Free cash flow

EBITDA less working capital and non-cash movements (excluding exceptional items), tax payments, interest payments and maintenance capital expenditure.

 

 

Like-for-like sales

This measure provides an indicator of the underlying performance of our existing restaurants. There is no accounting standard or consistent definition of 'like-for-like sales' across the industry. Group like-for-like sales are calculated by comparing the performance of all mature sites in the current period versus the comparable period in the prior year. Sites that are closed, disposed or disrupted during a financial year are excluded from the like-for-like sales calculation.

 

 

Outlet EBITDA

EBITDA directly attributable to individual sites and therefore excluding corporate and central costs.

 

 

Net debt (IAS 17) basis

Net debt on an IAS 17 basis is calculated as the net of the long-term borrowings, less cash and cash equivalents, and unamortised loan fees

 

 

Net debt (IFRS 16) basis

Net debt on an IFRS 16 basis is calculated as the net debt (IAS 17 basis) plus the IFRS 16 lease liabilities

 

 

Trading business

Represents the performance of the business before exceptional items and is considered as a key metric for shareholders to evaluate and compare the performance of the business from period to period.

 

Shareholder information

 

 

 

 

 

 

 

 

Directors

 

 

Registrar

Debbie Hewitt MBE

 

 

Equiniti Limited

Non-executive Chairman

 

 

Aspect House

 

 

 

Spencer Road

Andy Hornby

 

 

Lancing

Chief Executive Officer

 

 

West Sussex BN99 6DA

 

 

 

 

Kirk Davis

 

 

Auditor

Chief Financial Officer

 

 

Ernst & Young LLP

 

 

 

1 More London Place

Graham Clemett

 

 

London SE1 2AF

Senior Independent non-executive Director

 

 

 

 

 

Solicitors

Alison Digges

 

 

Slaughter and May

Independent non-executive Director

 

 

One Bunhill Row

 

 

 

London EC1Y 8YY
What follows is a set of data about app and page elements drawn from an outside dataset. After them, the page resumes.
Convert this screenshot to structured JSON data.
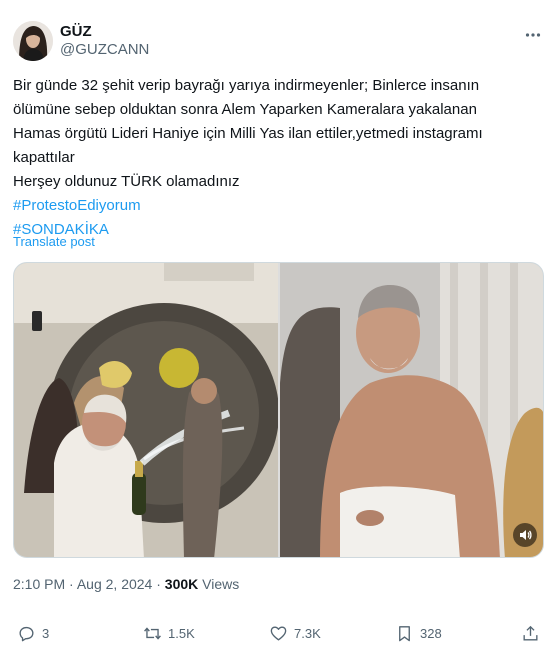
{
  "author": {
    "display_name": "GÜZ",
    "handle": "@GUZCANN"
  },
  "tweet": {
    "lines": [
      "Bir günde 32 şehit verip bayrağı yarıya indirmeyenler; Binlerce insanın",
      "ölümüne sebep olduktan sonra Alem Yaparken Kameralara yakalanan",
      "Hamas örgütü Lideri Haniye için Milli Yas ilan ettiler,yetmedi instagramı",
      "kapattılar",
      "Herşey oldunuz TÜRK olamadınız"
    ],
    "hashtags": [
      "#ProtestoEdiyorum",
      "#SONDAKİKA"
    ],
    "translate_label": "Translate post"
  },
  "meta": {
    "time": "2:10 PM",
    "separator": "·",
    "date": "Aug 2, 2024",
    "views_count": "300K",
    "views_label": "Views"
  },
  "actions": {
    "replies": "3",
    "reposts": "1.5K",
    "likes": "7.3K",
    "bookmarks": "328"
  },
  "icons": {
    "more": "more-horizontal-icon",
    "reply": "reply-icon",
    "repost": "repost-icon",
    "like": "heart-icon",
    "bookmark": "bookmark-icon",
    "share": "share-icon",
    "audio": "speaker-icon"
  },
  "colors": {
    "accent": "#1d9bf0",
    "text": "#0f1419",
    "secondary": "#536471"
  }
}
Alex Gersh

 

 

 

Independent non-executive Director

 

 

Goodman Derrick LLP

 

 

 

10 St Bride Street

Zoe Morgan

 

 

London EC4A 4AD

Independent non-executive Director

 

 

 

 

 

 

Brokers

Company Secretary

 

 

Citibank

Jean-Paul Rabin

 

 

Citigroup Centre

 

 

 

33 Canada Square

Head office

 

 

London E14 5LB

(and address for all correspondence)

 

 

 

5-7 Marshalsea Road

 

 

Investec Bank plc

London SE1 1EP

 

 

30 Gresham Street

 

 

 

London EC2V 7QP

Telephone number

 

 

 

020 3117 5001

 

 

 

 

 

 

 

Company number

 

 

 

SC030343

 

 

 

 

 

 

 

Registered office

 

 

 

1 George Square

 

 

 

Glasgow G2 1AL

 

 

 

 

 

 

 

 

This information is provided by RNS, the news service of the London Stock Exchange. RNS is approved by the Financial Conduct Authority to act as a Primary Information Provider in the United Kingdom. Terms and conditions relating to the use and distribution of this information may apply. For further information, please contact rns@lseg.com or visit www.rns.com.

RNS may use your IP address to confirm compliance with the terms and conditions, to analyse how you engage with the information contained in this communication, and to share such analysis on an anonymised basis with others as part of our commercial services. For further information about how RNS and the London Stock Exchange use the personal data you provide us, please see our Privacy Policy.
 
END
 
 
IR KZLFFFKLFBBQ
Find out how to deal online from £1.50 in a SIPP, ISA or Dealing account.